Return only those lines of the material that contain "children".
=== Begin Enclosure ===
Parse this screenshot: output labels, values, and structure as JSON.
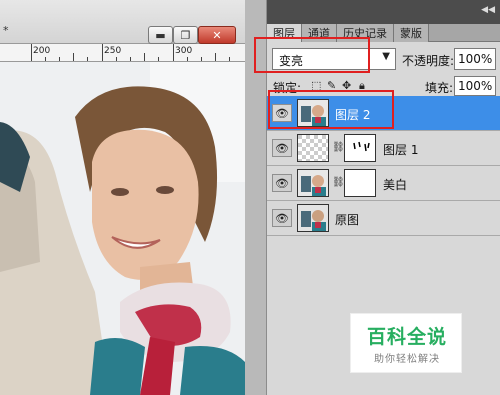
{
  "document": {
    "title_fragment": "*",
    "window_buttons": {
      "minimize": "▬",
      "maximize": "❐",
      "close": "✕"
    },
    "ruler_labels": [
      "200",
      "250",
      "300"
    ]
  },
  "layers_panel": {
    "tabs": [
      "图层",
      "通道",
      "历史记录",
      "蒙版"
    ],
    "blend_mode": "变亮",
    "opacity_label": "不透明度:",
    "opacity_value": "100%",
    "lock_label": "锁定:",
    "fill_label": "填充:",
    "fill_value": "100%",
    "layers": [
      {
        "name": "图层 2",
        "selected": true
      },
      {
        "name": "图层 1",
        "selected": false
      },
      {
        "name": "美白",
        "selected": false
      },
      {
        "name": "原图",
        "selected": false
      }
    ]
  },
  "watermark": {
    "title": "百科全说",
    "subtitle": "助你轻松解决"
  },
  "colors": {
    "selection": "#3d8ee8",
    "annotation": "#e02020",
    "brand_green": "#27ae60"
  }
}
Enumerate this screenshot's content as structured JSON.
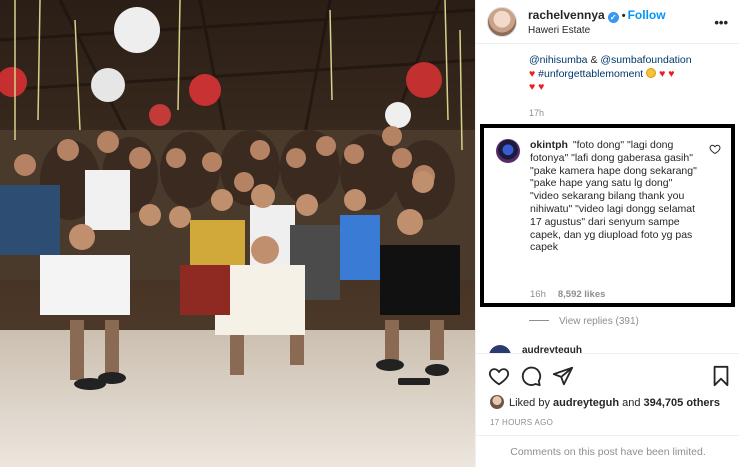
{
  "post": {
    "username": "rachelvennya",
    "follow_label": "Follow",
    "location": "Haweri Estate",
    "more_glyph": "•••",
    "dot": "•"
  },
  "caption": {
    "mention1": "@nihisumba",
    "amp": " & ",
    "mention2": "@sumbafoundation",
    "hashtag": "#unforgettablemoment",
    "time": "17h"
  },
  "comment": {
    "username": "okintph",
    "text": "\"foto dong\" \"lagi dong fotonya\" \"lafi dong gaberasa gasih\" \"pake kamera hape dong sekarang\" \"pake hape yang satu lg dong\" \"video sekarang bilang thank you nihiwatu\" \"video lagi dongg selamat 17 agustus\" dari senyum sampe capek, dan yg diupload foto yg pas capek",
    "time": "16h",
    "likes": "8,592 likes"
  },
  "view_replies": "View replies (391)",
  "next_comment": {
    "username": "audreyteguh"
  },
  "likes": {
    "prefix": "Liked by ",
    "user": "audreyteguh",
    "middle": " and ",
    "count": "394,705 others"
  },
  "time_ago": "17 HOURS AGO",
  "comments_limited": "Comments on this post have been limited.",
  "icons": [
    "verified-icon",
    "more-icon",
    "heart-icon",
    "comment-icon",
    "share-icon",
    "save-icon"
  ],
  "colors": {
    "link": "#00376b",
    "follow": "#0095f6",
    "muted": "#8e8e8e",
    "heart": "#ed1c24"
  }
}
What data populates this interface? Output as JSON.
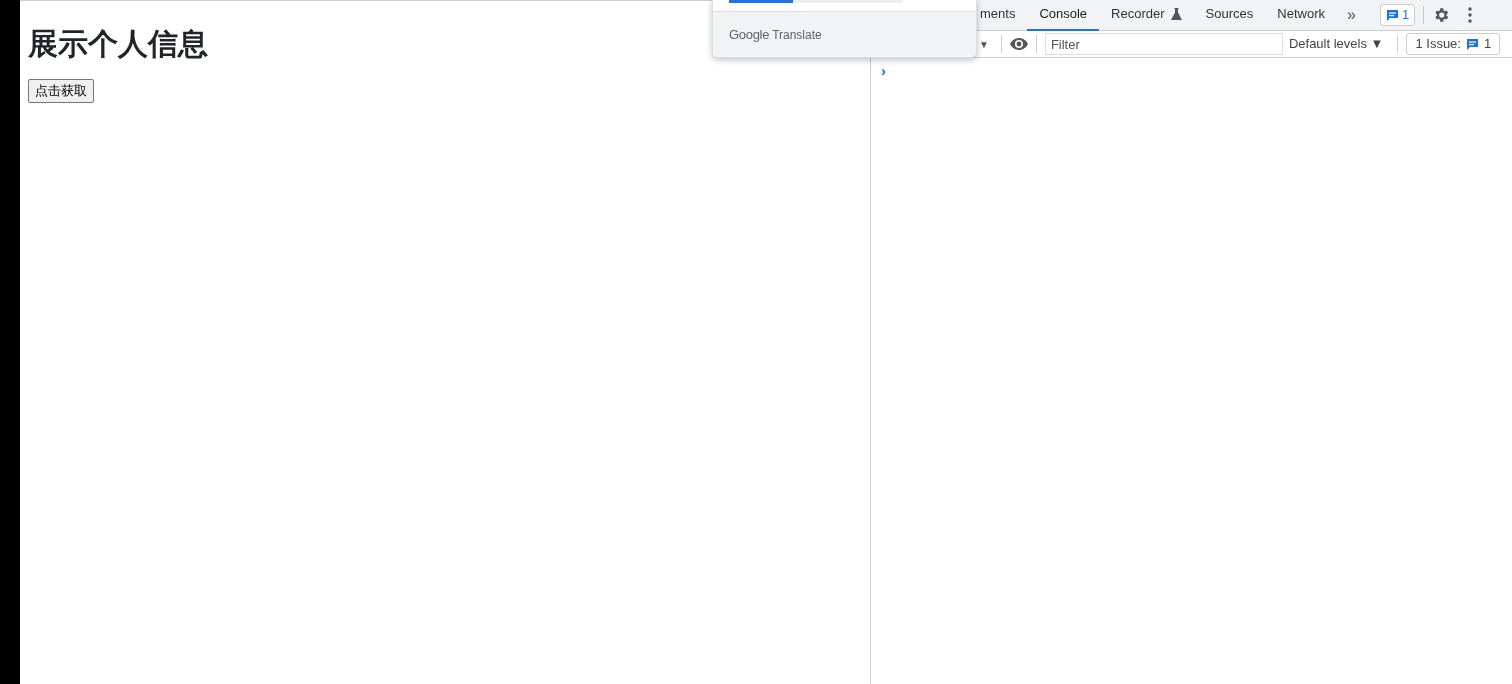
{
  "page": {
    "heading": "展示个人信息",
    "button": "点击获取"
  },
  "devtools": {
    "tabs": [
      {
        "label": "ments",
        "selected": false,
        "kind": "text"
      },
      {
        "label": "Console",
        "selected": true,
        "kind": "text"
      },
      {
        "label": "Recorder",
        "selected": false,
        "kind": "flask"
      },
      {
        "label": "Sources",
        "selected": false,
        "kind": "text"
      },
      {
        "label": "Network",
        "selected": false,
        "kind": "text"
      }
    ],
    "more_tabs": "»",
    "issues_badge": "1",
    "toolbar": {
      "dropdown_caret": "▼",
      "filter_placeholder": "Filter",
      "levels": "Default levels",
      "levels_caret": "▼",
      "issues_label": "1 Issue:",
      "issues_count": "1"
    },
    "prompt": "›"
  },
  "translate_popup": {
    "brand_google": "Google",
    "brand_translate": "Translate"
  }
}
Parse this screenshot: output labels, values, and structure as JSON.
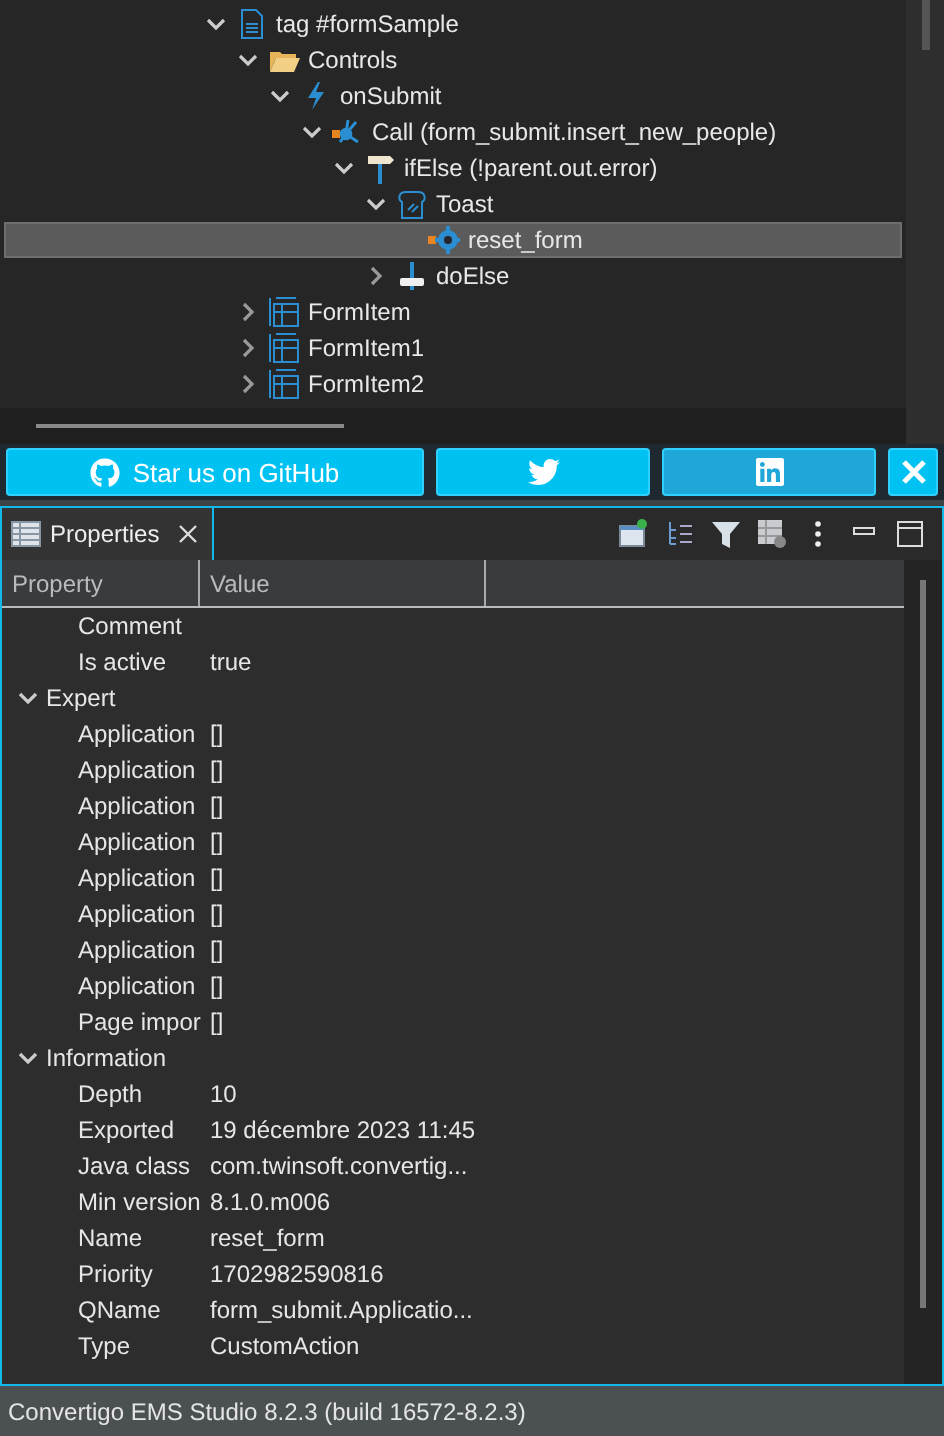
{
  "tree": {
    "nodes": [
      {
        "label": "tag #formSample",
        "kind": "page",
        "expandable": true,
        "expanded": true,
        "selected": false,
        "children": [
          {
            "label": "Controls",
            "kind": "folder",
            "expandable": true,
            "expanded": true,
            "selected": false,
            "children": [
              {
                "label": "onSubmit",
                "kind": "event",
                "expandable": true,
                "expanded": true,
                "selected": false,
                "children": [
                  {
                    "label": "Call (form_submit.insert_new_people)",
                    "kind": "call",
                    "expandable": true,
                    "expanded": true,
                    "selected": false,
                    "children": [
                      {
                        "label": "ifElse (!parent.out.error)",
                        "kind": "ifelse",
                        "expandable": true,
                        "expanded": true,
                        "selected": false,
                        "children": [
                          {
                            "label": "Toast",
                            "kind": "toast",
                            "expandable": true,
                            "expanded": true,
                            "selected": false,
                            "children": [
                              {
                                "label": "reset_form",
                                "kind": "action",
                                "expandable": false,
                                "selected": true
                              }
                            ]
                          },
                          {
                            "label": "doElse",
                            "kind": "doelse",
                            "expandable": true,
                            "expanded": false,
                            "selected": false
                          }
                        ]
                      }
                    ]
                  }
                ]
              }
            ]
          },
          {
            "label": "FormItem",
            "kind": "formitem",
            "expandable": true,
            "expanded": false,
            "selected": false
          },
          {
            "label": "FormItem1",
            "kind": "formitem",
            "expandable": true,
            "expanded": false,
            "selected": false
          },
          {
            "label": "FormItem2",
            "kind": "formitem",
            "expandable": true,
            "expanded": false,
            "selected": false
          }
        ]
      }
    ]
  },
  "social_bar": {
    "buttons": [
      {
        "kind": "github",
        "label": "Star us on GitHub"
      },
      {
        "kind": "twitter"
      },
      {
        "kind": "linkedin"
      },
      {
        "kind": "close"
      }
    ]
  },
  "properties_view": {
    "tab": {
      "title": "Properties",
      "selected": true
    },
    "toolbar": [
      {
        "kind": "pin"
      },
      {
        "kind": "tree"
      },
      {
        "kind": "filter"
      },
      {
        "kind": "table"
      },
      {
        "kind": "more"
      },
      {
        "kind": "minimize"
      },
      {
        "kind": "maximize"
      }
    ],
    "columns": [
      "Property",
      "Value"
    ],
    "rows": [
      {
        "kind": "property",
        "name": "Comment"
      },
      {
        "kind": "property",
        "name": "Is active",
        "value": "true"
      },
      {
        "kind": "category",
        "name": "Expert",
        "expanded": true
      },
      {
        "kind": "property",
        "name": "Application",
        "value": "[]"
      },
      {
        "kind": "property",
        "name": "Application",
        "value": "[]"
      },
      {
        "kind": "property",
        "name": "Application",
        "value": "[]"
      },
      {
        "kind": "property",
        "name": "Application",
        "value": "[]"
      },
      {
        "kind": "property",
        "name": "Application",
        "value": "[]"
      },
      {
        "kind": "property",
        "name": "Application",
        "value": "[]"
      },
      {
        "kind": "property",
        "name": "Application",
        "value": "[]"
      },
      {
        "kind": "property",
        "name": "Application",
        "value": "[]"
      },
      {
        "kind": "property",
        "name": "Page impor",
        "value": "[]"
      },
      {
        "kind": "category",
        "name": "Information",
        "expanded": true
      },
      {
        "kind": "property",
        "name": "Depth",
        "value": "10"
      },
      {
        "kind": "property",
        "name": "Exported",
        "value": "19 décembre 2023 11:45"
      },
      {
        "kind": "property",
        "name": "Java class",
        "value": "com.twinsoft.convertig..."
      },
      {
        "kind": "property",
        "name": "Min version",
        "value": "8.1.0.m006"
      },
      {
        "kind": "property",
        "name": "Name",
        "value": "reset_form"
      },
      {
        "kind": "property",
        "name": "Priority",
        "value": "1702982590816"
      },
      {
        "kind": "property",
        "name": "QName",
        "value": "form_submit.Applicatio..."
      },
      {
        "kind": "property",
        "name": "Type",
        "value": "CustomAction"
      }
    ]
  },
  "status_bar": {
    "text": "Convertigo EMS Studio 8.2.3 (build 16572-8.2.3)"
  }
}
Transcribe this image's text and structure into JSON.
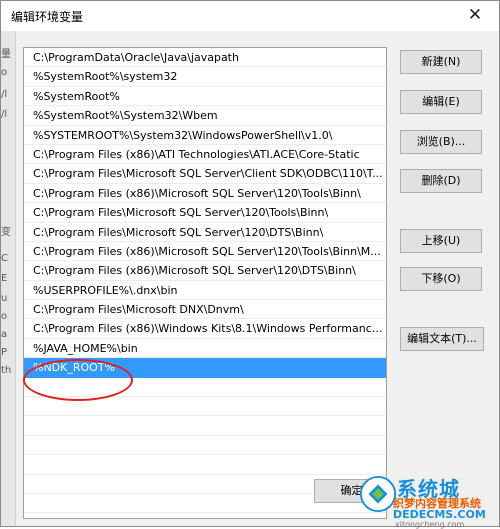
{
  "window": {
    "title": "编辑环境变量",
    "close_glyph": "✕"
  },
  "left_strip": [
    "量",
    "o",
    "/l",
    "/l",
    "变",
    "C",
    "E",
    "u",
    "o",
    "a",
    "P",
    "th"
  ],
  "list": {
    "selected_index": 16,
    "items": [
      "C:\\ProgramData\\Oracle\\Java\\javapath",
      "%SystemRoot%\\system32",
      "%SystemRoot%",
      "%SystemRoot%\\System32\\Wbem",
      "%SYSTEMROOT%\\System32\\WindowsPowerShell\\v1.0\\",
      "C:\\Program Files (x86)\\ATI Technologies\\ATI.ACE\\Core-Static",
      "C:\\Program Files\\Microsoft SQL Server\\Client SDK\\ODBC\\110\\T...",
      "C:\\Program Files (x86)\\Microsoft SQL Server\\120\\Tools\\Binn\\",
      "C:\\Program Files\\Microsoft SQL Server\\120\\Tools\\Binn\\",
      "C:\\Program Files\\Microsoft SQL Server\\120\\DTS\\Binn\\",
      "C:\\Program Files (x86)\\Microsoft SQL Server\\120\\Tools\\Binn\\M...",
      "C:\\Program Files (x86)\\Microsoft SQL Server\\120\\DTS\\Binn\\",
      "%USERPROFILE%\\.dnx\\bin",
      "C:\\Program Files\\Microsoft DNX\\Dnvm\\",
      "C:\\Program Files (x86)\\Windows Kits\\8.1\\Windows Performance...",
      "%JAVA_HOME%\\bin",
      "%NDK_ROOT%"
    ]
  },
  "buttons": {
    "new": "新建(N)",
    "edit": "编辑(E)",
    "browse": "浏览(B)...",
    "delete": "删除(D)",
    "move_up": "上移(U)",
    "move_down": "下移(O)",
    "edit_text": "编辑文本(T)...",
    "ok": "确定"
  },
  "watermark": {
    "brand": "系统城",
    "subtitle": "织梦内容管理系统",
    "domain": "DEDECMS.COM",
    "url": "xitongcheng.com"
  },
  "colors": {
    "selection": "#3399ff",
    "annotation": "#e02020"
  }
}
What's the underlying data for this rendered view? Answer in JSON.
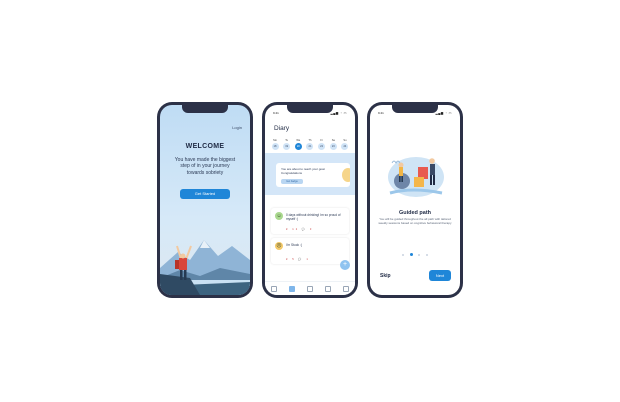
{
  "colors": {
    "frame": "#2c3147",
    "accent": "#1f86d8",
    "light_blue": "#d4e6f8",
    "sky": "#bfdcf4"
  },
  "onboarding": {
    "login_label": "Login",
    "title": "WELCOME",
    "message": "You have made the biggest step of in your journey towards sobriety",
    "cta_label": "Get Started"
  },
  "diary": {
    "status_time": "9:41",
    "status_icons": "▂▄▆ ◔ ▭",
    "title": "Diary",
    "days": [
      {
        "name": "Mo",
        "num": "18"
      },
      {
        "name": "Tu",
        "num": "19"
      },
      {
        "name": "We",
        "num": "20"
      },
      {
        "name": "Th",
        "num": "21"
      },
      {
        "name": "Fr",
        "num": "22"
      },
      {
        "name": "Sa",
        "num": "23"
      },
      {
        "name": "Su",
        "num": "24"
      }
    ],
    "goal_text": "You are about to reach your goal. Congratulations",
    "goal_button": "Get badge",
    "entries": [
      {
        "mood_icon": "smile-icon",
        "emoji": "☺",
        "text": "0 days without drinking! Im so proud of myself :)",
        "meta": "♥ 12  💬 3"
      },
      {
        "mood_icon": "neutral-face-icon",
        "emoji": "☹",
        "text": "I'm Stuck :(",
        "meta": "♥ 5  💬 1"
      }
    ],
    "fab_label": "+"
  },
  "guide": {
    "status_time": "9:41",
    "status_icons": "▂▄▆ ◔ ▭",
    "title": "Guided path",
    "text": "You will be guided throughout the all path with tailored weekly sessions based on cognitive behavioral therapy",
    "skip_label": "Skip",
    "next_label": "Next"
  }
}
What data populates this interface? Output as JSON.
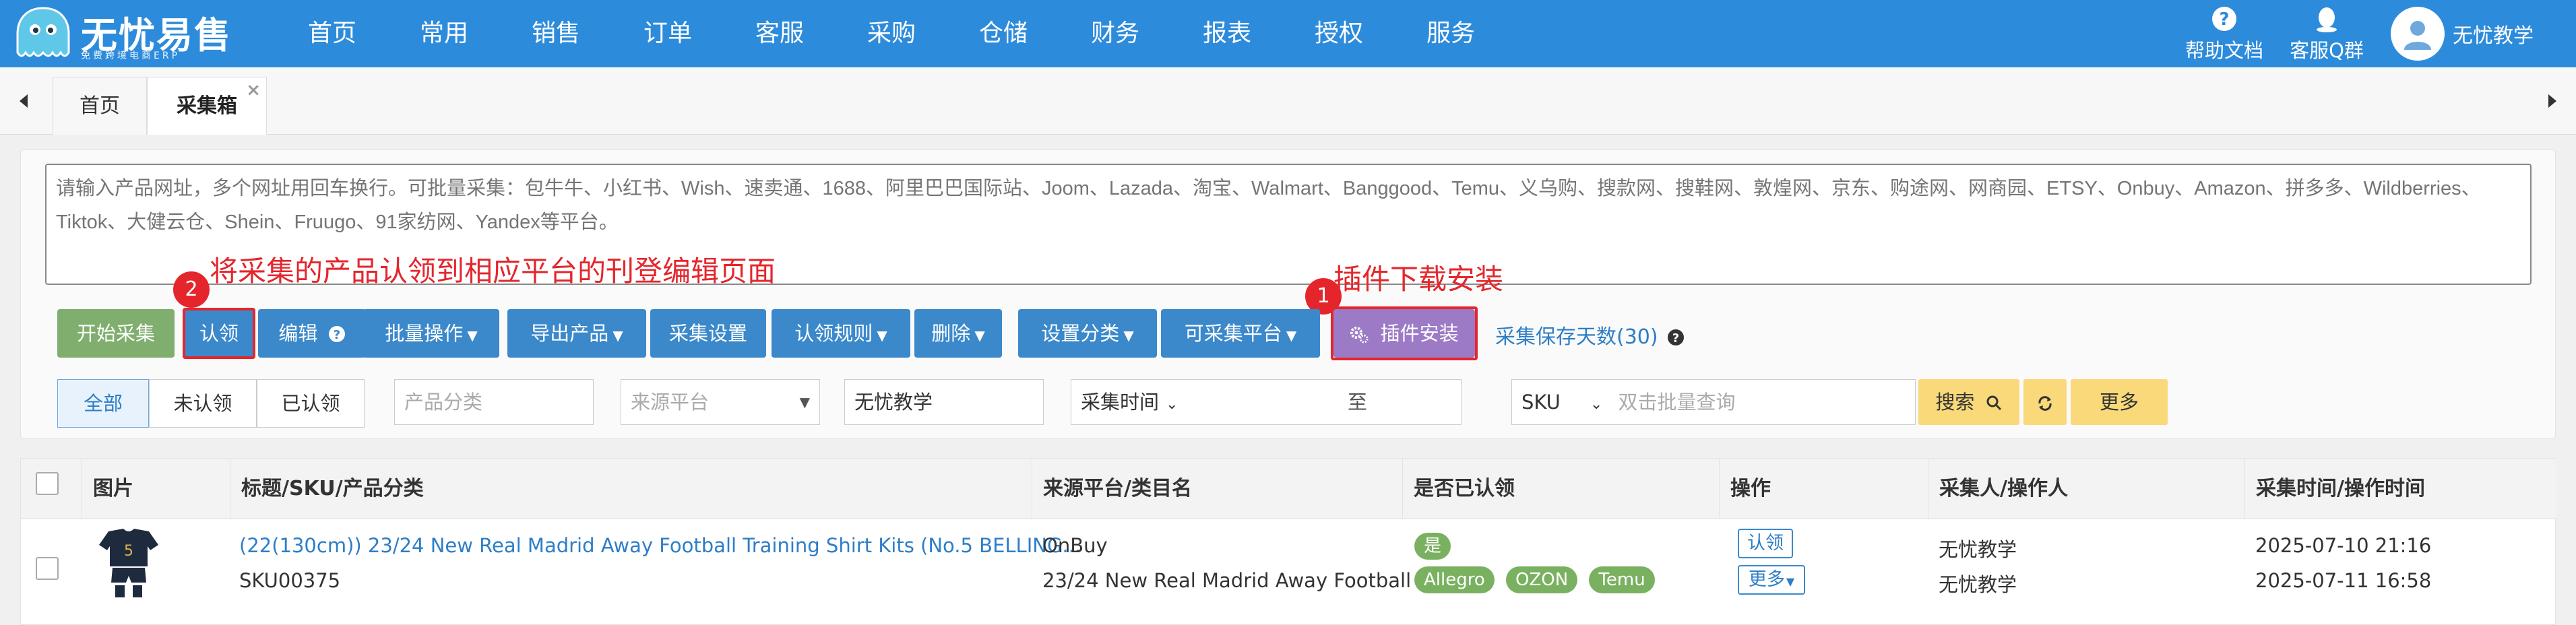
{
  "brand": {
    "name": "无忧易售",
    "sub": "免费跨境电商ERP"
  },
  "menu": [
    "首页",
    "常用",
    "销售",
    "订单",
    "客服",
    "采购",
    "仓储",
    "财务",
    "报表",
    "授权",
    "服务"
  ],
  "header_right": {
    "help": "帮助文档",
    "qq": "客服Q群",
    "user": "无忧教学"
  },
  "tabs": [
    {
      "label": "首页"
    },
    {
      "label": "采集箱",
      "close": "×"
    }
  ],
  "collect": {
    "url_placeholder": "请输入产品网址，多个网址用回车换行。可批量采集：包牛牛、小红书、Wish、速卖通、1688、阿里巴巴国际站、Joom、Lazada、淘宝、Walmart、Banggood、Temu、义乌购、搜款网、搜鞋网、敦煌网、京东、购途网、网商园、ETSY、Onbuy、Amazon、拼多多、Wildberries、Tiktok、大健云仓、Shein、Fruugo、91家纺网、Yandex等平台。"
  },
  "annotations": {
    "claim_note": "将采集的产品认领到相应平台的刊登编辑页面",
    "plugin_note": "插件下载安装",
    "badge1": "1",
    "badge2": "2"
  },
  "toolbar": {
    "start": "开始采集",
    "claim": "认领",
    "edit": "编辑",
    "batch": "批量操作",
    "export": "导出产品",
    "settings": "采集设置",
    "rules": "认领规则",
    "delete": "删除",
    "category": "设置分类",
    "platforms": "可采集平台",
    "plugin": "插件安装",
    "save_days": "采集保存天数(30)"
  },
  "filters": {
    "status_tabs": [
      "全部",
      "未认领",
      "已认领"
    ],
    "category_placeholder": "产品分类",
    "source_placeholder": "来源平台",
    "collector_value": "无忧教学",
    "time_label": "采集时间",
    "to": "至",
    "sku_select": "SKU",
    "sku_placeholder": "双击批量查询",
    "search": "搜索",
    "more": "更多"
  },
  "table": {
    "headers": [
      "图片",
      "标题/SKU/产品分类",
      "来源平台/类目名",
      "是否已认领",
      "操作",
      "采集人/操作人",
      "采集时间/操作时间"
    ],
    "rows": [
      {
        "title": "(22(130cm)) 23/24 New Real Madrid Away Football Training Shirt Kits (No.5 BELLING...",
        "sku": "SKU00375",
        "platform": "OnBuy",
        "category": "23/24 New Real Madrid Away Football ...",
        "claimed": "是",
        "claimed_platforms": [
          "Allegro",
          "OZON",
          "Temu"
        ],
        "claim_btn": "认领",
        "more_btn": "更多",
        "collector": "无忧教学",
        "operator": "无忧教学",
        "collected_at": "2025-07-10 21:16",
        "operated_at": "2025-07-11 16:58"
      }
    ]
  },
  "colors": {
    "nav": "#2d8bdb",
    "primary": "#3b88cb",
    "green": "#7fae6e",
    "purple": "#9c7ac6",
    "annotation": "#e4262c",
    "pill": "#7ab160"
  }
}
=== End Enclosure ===
- [Reply to the task]:
        "children": [
            "children": [
                "children": [
                    "children": [
                        "children": [
                            "children": [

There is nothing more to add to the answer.